Let It Snow
By this time every year, thousands of Snow Geese, Trumpeter Swans and Tundra Swans have found their way to the fertile fields, estuaries and tide flats of the Skagit Valley, where they spend the winter grazing on native delta salt marsh plants, as well as farmland residue crops and winter cover crops. White, plump birds, dot the grey winter landscape.
Snow Geese flocks are very large and noisy, the male and female both cackle and honk loudly all day and night long. Snow Geese can be differentiated from the swans by their black wingtips, shorter necks and dark, pink bills with a black grin patch and reddish feet.
Every September, Snow Geese leave their summer home in the Arctic tundra of Russia’s Wrangel Island — where they breed and raise their young — and enter the pacific flyway to make the 3000-mile journey to the pacific northwest. Most stay here until April, but some only stopover before continuing their trek south to the central valley of California.
Trumpeter and Tundra Swans are not far behind and start arriving to the Skagit Valley in November through mid-March, from their summer home in the tundra of Alaska and northern Canada. The best time to view the swans is late December to February.
Trumpeter Swans are the biggest native North American waterfowl, stretching 6 feet in length and weighing more than 25 pounds, almost twice the size of the smaller Tundra Swans. Trumpeter swans are more common in the PNW but Tundra swans can be found intermixed in Trumpeter flocks. It’s fun to view a flock (with binoculars or scope) and try to pick out the Tundra Swans if any are present.
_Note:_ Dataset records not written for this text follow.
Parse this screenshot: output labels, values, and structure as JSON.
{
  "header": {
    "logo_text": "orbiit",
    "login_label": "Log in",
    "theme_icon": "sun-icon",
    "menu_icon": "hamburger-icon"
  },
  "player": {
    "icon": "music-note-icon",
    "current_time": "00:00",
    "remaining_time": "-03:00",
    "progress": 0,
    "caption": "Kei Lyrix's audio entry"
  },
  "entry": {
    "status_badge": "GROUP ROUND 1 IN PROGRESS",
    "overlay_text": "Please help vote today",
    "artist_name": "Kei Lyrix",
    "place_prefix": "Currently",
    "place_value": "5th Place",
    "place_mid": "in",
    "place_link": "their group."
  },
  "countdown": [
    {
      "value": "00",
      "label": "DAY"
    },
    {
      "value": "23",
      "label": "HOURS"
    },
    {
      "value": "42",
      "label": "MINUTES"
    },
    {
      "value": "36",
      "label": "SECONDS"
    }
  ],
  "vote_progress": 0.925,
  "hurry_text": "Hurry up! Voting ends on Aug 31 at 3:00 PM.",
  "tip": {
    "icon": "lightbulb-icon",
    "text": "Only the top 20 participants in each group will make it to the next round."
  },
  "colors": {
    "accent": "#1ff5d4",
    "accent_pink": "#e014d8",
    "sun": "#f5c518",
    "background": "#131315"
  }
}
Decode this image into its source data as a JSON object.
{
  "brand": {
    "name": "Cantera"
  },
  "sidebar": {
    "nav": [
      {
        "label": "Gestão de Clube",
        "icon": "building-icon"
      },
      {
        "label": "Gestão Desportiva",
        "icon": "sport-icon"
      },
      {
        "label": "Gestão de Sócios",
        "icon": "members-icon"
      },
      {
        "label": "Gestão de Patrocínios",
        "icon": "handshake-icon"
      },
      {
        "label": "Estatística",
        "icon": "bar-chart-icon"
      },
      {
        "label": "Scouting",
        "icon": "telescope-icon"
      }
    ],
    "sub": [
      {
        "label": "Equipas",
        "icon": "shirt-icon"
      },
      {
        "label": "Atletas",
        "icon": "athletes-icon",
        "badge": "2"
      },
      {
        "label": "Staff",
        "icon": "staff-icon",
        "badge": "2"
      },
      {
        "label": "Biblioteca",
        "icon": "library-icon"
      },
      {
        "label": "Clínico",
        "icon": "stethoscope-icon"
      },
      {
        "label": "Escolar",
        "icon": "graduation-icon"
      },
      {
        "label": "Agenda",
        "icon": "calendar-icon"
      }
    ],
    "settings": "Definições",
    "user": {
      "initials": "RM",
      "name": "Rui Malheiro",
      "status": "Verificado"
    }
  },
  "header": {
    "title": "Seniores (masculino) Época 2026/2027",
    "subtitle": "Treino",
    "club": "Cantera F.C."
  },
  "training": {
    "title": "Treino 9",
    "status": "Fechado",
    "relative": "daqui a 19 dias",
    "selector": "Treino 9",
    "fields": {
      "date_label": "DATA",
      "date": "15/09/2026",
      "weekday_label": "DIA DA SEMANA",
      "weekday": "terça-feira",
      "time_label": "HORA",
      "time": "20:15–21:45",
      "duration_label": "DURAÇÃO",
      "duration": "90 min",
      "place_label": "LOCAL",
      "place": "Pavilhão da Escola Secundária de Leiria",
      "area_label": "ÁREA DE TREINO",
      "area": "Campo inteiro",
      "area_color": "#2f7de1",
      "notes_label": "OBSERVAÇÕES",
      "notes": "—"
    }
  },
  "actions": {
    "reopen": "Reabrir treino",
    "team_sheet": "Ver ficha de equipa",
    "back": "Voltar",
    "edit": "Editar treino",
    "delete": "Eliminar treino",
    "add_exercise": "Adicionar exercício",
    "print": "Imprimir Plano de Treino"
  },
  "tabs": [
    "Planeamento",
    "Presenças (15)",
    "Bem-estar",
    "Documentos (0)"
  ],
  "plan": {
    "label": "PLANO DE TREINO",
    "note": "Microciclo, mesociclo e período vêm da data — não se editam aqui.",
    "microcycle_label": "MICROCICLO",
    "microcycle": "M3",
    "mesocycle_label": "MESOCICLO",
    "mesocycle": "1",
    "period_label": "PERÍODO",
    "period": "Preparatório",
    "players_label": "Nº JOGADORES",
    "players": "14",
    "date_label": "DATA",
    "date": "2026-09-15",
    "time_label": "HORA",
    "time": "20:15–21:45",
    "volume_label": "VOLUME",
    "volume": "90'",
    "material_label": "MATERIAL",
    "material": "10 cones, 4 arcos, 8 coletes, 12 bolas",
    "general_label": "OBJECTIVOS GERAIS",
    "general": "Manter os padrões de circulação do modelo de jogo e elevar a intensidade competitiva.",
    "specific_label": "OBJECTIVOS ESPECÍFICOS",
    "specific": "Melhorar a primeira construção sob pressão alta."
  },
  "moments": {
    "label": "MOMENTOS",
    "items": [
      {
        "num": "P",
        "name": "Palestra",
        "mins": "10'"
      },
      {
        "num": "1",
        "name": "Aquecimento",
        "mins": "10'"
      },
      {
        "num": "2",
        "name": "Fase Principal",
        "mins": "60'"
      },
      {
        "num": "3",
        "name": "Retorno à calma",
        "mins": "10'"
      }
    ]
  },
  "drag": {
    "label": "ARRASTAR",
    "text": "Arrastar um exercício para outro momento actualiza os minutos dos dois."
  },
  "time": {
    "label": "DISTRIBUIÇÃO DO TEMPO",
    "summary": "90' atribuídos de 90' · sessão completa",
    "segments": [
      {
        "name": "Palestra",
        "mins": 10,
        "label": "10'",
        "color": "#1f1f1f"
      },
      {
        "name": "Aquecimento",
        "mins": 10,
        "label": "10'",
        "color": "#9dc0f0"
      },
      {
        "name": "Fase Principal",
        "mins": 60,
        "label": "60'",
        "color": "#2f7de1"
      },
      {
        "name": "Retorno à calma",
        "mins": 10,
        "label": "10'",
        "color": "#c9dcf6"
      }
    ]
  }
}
All these “snow birds” are a sight to behold, especially the Snow Geese, when the entire flock alights into the air in a huge, cacophonous, swirling whiteout, it is breathtaking. Birdwatchers come to the Skagit Valley from near and far to see and photograph the geese and swans. But they are not always easy to locate–the birds are transient, flying from field to field in search of food or to escape predators.
A few favorite spots are Wylie Slough and Fir Island Farm Reserve and the Johnson-Debay Swan reserve, part of the Skagit Bay wildlife area. They can also be spotted in the fields along the backroads of Fir Island through the valley to La Conner. A helpful App to keep up with bird sightings and locations is eBird.
— essay and photos by Lucienne Miodonski, Class of 2021, except the photo below by Mark Brylinski